Costa Rica's president has also just signed a law into effect prohibiting open pit mining, and El Salvador maintains a suspension on all large-scale mining. In rural Guatemala, although their decisions have yet to be respected, quite literally hundreds of thousands of rural people have voted against metal mining in municipally organized votes. And we've been watching demonstrations in favour of a moratorium on mining in Panama grow in recent weeks.
In other words, the people of Latin America are not mere victims of the abuses of our companies, they are leading critical processes of resistance to ultimately determine what's in their best interest.

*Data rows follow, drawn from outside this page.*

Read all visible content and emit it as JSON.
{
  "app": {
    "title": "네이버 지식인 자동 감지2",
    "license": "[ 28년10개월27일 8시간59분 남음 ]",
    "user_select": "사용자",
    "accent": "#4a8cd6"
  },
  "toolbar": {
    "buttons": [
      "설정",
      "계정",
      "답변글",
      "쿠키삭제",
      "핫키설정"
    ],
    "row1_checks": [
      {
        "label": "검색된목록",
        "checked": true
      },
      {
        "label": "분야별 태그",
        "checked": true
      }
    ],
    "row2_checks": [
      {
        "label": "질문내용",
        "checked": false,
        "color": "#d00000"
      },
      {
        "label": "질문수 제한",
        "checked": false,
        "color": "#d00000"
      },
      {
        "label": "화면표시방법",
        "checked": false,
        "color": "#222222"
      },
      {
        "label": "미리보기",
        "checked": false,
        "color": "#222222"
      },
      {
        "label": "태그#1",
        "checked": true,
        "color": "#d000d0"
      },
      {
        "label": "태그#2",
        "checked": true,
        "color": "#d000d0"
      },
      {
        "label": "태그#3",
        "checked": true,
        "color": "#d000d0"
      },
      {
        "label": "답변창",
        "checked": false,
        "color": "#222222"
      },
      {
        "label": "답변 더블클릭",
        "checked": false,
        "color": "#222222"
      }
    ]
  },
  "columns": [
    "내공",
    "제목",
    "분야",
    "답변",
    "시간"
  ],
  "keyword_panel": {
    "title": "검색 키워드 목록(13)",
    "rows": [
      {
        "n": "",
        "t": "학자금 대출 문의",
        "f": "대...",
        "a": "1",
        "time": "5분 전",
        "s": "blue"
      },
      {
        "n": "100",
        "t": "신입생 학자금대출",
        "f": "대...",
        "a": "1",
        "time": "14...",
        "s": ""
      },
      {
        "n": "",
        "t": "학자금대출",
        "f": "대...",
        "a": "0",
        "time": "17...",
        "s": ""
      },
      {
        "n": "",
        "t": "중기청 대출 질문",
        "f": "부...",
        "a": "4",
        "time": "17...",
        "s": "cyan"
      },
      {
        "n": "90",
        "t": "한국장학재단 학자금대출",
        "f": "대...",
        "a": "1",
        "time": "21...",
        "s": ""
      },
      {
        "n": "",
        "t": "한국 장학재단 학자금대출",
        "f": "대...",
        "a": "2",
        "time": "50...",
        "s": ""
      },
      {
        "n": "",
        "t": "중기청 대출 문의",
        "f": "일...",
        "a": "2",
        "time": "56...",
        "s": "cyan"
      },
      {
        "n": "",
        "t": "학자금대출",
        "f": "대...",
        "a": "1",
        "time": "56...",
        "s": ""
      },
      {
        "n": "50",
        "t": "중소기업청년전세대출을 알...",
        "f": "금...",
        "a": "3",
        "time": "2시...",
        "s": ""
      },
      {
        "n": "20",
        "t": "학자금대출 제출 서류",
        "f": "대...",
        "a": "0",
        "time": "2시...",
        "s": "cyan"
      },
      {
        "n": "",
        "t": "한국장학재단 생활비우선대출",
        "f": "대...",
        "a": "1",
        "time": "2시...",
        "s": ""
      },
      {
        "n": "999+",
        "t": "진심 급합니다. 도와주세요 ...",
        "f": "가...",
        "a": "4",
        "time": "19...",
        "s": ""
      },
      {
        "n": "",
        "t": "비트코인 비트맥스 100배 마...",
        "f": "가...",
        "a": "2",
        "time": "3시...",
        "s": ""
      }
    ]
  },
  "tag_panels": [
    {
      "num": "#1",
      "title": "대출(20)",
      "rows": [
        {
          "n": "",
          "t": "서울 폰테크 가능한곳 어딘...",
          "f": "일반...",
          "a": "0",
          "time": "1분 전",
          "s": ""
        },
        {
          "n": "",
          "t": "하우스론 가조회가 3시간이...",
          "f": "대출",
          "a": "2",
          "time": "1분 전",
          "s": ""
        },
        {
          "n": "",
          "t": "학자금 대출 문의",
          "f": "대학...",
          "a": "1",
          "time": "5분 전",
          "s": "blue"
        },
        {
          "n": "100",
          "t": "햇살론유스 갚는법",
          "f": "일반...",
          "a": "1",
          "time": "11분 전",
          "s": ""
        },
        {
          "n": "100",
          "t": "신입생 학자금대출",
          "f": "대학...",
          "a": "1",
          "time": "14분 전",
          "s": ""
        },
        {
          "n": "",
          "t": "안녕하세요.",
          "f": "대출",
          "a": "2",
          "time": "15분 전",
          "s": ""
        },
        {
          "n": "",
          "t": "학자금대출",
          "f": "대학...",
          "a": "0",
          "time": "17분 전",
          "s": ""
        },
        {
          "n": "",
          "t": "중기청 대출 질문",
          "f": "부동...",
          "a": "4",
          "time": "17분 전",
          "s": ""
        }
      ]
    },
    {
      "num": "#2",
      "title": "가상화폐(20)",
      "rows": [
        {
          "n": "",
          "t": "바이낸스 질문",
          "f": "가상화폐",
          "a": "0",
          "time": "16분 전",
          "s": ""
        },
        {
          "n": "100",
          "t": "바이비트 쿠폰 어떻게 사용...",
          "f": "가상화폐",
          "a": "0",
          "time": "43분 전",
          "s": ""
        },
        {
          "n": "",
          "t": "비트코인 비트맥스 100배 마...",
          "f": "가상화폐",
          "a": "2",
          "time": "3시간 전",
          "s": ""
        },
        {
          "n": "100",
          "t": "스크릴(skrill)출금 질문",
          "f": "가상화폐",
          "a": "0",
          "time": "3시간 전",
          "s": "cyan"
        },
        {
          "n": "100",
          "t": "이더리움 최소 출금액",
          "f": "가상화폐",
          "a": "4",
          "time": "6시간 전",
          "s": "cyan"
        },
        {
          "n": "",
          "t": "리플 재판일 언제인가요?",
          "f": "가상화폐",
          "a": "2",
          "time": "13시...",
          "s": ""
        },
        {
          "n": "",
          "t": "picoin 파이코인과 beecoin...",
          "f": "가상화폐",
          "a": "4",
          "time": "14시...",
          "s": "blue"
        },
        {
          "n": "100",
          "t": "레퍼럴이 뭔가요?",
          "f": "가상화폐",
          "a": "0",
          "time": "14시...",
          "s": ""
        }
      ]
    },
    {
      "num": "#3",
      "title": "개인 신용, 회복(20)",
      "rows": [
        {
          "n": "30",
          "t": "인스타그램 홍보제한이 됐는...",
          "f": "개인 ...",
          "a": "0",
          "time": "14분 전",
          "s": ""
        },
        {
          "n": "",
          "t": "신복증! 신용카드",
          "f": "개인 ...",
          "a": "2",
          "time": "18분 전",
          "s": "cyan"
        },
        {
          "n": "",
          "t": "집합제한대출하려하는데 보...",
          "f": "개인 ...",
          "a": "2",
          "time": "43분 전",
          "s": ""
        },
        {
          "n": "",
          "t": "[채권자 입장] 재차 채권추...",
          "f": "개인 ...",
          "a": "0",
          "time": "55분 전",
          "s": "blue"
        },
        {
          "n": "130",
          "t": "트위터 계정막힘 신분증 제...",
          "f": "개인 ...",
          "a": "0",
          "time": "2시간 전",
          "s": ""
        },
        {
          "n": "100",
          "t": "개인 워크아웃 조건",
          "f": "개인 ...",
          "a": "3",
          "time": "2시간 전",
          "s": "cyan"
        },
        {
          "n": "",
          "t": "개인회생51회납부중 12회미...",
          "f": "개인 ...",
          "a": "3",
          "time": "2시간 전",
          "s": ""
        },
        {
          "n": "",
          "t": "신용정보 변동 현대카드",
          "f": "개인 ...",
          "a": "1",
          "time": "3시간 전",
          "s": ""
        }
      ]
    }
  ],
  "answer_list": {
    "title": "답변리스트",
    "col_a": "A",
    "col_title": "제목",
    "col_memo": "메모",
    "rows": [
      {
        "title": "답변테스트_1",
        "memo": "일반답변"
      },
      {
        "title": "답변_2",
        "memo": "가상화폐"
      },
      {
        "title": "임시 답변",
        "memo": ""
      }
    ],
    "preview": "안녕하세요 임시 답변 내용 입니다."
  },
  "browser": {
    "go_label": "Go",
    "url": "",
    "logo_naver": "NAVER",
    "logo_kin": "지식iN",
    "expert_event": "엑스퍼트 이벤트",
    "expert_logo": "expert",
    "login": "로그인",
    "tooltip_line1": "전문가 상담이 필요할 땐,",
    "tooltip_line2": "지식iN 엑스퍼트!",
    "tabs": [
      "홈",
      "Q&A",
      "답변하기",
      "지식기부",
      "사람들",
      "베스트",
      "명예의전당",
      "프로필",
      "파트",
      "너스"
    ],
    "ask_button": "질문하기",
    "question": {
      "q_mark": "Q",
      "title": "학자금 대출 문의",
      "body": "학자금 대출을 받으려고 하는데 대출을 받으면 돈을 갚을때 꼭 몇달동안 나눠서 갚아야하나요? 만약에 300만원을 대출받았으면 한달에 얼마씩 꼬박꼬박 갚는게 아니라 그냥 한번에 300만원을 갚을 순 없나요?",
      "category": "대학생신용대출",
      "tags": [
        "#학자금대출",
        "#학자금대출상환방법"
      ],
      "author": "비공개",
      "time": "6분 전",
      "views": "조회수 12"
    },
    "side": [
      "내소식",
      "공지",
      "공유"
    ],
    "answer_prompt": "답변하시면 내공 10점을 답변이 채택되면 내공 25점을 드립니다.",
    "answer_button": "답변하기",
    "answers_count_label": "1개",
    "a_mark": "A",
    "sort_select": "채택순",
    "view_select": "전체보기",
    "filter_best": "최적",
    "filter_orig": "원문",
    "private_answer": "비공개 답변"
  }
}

It's been over five years, now, since the Standing Committee on Foreign Affairs and International Trade issued recommendations to parliament to create legislation to address serious human rights violations and environmental destruction associated with Canadian extractive industry overseas. And while current measures to strengthen regulations and hold corporations to account, like Bill C-300, have been shut down, thanks to the our well-heeled industry and the politicians that support it, I think we can build upon growing awareness.
There is a clear role for Canadians to continue denouncing abuses, to better understand and respect the serious limits that people in Latin America are trying to put in place on mining expansion, and to ensure that we have strong independent institutions and a responsive judiciary that can apply punitive sanctions, revoke financial support when deserved, ensure full cost accounting, and bring the authors of egregious abuses to account.
 Guardian, “UK firms' partner 'wanted Peru to curb priests in mine conflict areas',” January 31st 2011
 Guardian, “US Embassy Cables: Mining companies worry about security” January 31st 2011
 Cooperacción, José De Echave C., “Peru:Wikileaks, Empresas Mineras y Embajadas,” February 2nd 2011
 Peru Support Group, “Mining and Development in Peru with Special Reference to the Rio Blanco Project, Piura,” March 2007
 Upside Down World, “Peru and Ecuador: A Common Enemy.” Jennifer Moore, July 30th 2009,
 Interview with lawyer Marco Huaco, Macas, July 2009
 Servindi, “Reports document alienation of land in Cordillera del Condor, Peru for mining,” March 8th 2010
 Georgia Straight, Dawn Paley, “Canada ratifies Peru free trade agreement, stays silent on Amazon massacre.” June 18 th 2009
 Embassy Magazine, Michelle Collins, "Peruvian Violence Prompts Concerns over Canada's Push for Free Trade Deals," June 24th 2009
 Servindi, “Is another Bagua massacre just around the corner?.” January 7th 2011
 IPS, Milagros Salazar, “Free trade undermining rights in Peru,” March 25th 2011
 IPS, Milagros Salazar, “Doe Run's Latest Move,” January 5th 2011
 Colombian Network Against Large-Scale Transnational Mining (Reclame), "Urgent Action: Protect Vital Wetlands in Colombia from Canadian Mining Project," January 21st 2011